BMO Capital Markets, a Canadian investment bank expects the gold to average $1,175 an ounce in the following year-long period. Their message to investors is clear, “we believe a key element of an investment thesis of the precious metal sector is likely to be absent through most of 2017.”
They “expect the macro outlook to continue to cloud a precious metal strategy, but recognise that the risk is to the upside given our view that markets are already pricing in the impact of three Fed rate hikes in 2017.”
At the early start of 2016, the price of the gold was standing at $1,050 and after two months, turned higher, rising up to 31 per cent. Consequently, the Daily FX, says that “the bullish thesis that drove Gold prices up by 31 per cent in the first half of this year is dying if not already dead-altogether.”

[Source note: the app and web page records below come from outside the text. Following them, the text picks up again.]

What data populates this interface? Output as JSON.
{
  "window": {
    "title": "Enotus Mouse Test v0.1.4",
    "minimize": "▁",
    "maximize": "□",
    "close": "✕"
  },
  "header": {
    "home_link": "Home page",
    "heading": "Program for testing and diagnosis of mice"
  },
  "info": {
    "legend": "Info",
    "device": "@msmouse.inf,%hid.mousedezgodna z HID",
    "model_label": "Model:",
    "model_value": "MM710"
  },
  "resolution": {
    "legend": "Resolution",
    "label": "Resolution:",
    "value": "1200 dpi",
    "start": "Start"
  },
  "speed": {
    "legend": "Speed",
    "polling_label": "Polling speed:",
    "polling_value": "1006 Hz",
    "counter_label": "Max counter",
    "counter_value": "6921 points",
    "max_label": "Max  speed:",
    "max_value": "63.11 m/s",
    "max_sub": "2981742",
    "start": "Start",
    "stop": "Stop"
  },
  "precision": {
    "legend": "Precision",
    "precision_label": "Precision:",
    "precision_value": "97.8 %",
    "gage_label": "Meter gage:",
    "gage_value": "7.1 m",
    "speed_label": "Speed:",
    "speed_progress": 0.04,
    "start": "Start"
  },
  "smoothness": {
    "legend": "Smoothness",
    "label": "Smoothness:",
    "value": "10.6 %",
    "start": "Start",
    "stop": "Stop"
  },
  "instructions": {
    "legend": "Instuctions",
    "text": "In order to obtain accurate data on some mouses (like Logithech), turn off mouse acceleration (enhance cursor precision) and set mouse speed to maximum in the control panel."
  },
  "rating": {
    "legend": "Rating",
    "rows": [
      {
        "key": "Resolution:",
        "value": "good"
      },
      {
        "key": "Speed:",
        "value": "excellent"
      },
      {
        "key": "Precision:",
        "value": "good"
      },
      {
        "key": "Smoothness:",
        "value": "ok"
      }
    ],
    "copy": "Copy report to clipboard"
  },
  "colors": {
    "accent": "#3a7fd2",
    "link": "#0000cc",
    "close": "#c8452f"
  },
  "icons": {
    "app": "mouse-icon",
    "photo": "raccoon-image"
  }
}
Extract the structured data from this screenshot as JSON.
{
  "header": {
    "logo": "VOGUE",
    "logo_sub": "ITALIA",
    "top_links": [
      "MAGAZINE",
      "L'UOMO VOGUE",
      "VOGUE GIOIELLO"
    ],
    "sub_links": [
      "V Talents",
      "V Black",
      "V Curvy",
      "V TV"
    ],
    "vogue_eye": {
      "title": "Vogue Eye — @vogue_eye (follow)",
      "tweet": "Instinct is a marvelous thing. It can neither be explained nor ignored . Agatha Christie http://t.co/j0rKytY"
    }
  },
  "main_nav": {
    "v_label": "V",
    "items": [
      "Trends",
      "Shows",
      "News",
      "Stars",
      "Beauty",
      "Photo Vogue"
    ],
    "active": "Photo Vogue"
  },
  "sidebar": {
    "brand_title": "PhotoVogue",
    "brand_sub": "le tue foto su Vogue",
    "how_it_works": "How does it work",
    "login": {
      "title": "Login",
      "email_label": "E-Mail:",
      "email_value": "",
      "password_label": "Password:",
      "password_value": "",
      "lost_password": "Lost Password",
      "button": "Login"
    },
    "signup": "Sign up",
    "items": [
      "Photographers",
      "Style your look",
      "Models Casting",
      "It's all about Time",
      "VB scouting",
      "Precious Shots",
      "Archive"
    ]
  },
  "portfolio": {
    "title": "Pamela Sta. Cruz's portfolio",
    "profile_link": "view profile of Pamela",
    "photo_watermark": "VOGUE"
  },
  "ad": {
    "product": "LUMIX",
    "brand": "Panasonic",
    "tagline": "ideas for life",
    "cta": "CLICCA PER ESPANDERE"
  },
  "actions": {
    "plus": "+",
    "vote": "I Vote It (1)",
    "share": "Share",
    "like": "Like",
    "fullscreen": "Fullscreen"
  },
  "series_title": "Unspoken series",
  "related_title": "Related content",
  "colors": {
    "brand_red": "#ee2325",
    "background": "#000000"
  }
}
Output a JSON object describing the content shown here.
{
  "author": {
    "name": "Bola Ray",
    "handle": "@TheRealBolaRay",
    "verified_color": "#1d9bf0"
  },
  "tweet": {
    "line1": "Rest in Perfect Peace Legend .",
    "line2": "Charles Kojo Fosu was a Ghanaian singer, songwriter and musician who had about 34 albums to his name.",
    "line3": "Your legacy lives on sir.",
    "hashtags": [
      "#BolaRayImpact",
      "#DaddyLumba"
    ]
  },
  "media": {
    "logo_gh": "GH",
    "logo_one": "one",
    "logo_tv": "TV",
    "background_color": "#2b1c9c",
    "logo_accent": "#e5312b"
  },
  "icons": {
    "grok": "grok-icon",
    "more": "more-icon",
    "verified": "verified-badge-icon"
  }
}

After the Federal Reserve relaxed its outlook for US interest rates, gold’s price kept on rising. In December 2016, the Fed raised the rates for the first time in the year, contributing to the falling price of gold. This decision surprised many investors that had put their hopes on the continual increase that was supposed to be transferred in 2017 as well.
The US elections brought uncertainty as well, as the country being in expectations of the effects of this year’s election result and the president-elect Donald Trump’s influence to the economy. Jonathan Butler, a Mitsubishi Corp strategist told Reuters, “Coming at a time when investors are mindful of the stimulus effects of the new incoming US regime (this) is likely to be good for equity valuation and weigh on gold and risk-off assets, at least in the short term.” Therefore, it is expected for the low prices to have a continuum that will last for a while.
While the gold’s price is falling, the dollar is getting stronger. As gold is sensitive to rising rates, and the Fed forecasted three more increases in 2017, it is possible for the price to decrease even more. A stronger US monetary policy and US dollar will be established. This trend made investors cautious about their future investments. Data by Bloomberg show that investors “pulled $6.2 billion from ETFs tracking precious metals — the largest withdrawal across asset classes. The biggest casualty was SPDR Gold Shares, the top fund backed by bullion.”
The current prices cause losses at major holdings. According to Frances Hudson, Standard Life Investments strategist, “we are starting to see people say, well perhaps gold is a contrarian buy because political risks haven’t gone away.”
In fact, the warnings of the potential risks to the economy are not expected to cease. Mario Draghi, President of the European Central Bank warned about the future impact of Brexit and US elections to the economy, which is yet to be felt. The increase in interest rates would affect countries with debt that are struggling to consolidate their budget.
China and India are known as the top bullion buyers worldwide.
According to People’s Bank of China, for the first time in six months, the country avoided adding to its gold reserves, and imports to India decreased by 43 per cent compared to 2015.
Overall, the analysis shows that 2017 is going to be less successful in keeping a high price of gold. Everything indicates to the structural problems in the economy that affect certain fields in a possibly negative way, requiring major reforms that are more likely to bring a good balance and assure prosperity.

— vs.voxlab.net@gmail.com